[Source records]
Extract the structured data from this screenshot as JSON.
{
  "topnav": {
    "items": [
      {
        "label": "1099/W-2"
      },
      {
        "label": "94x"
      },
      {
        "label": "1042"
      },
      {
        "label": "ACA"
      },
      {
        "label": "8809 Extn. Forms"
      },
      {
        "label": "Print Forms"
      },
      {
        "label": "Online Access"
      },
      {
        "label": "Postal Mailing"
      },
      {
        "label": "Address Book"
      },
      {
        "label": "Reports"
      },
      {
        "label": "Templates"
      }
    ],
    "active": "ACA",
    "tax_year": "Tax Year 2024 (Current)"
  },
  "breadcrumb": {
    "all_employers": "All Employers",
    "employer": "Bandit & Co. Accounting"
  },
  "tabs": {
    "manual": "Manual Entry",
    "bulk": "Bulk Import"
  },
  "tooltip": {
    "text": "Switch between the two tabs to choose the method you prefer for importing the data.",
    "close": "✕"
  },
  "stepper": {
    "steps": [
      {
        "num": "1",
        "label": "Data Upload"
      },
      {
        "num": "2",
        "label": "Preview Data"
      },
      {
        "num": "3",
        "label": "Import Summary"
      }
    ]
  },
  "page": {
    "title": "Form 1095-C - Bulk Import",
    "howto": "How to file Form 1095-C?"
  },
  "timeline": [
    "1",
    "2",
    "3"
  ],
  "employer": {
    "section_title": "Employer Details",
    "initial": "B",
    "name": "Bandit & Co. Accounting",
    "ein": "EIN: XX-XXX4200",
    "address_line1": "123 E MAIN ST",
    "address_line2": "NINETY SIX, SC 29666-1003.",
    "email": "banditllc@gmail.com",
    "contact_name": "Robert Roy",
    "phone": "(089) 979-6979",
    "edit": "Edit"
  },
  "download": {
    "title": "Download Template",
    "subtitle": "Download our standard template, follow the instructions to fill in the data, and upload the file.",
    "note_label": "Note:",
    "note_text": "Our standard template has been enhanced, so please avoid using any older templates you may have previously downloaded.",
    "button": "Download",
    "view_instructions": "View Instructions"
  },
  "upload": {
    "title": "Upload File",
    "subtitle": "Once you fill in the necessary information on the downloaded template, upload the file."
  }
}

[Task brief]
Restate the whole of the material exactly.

[Task answer]
Extract the structured data from this screenshot as JSON.
{
  "topnav": {
    "items": [
      {
        "label": "1099/W-2"
      },
      {
        "label": "94x"
      },
      {
        "label": "1042"
      },
      {
        "label": "ACA"
      },
      {
        "label": "8809 Extn. Forms"
      },
      {
        "label": "Print Forms"
      },
      {
        "label": "Online Access"
      },
      {
        "label": "Postal Mailing"
      },
      {
        "label": "Address Book"
      },
      {
        "label": "Reports"
      },
      {
        "label": "Templates"
      }
    ],
    "active": "ACA",
    "tax_year": "Tax Year 2024 (Current)"
  },
  "breadcrumb": {
    "all_employers": "All Employers",
    "employer": "Bandit & Co. Accounting"
  },
  "tabs": {
    "manual": "Manual Entry",
    "bulk": "Bulk Import"
  },
  "tooltip": {
    "text": "Switch between the two tabs to choose the method you prefer for importing the data.",
    "close": "✕"
  },
  "stepper": {
    "steps": [
      {
        "num": "1",
        "label": "Data Upload"
      },
      {
        "num": "2",
        "label": "Preview Data"
      },
      {
        "num": "3",
        "label": "Import Summary"
      }
    ]
  },
  "page": {
    "title": "Form 1095-C - Bulk Import",
    "howto": "How to file Form 1095-C?"
  },
  "timeline": [
    "1",
    "2",
    "3"
  ],
  "employer": {
    "section_title": "Employer Details",
    "initial": "B",
    "name": "Bandit & Co. Accounting",
    "ein": "EIN: XX-XXX4200",
    "address_line1": "123 E MAIN ST",
    "address_line2": "NINETY SIX, SC 29666-1003.",
    "email": "banditllc@gmail.com",
    "contact_name": "Robert Roy",
    "phone": "(089) 979-6979",
    "edit": "Edit"
  },
  "download": {
    "title": "Download Template",
    "subtitle": "Download our standard template, follow the instructions to fill in the data, and upload the file.",
    "note_label": "Note:",
    "note_text": "Our standard template has been enhanced, so please avoid using any older templates you may have previously downloaded.",
    "button": "Download",
    "view_instructions": "View Instructions"
  },
  "upload": {
    "title": "Upload File",
    "subtitle": "Once you fill in the necessary information on the downloaded template, upload the file."
  }
}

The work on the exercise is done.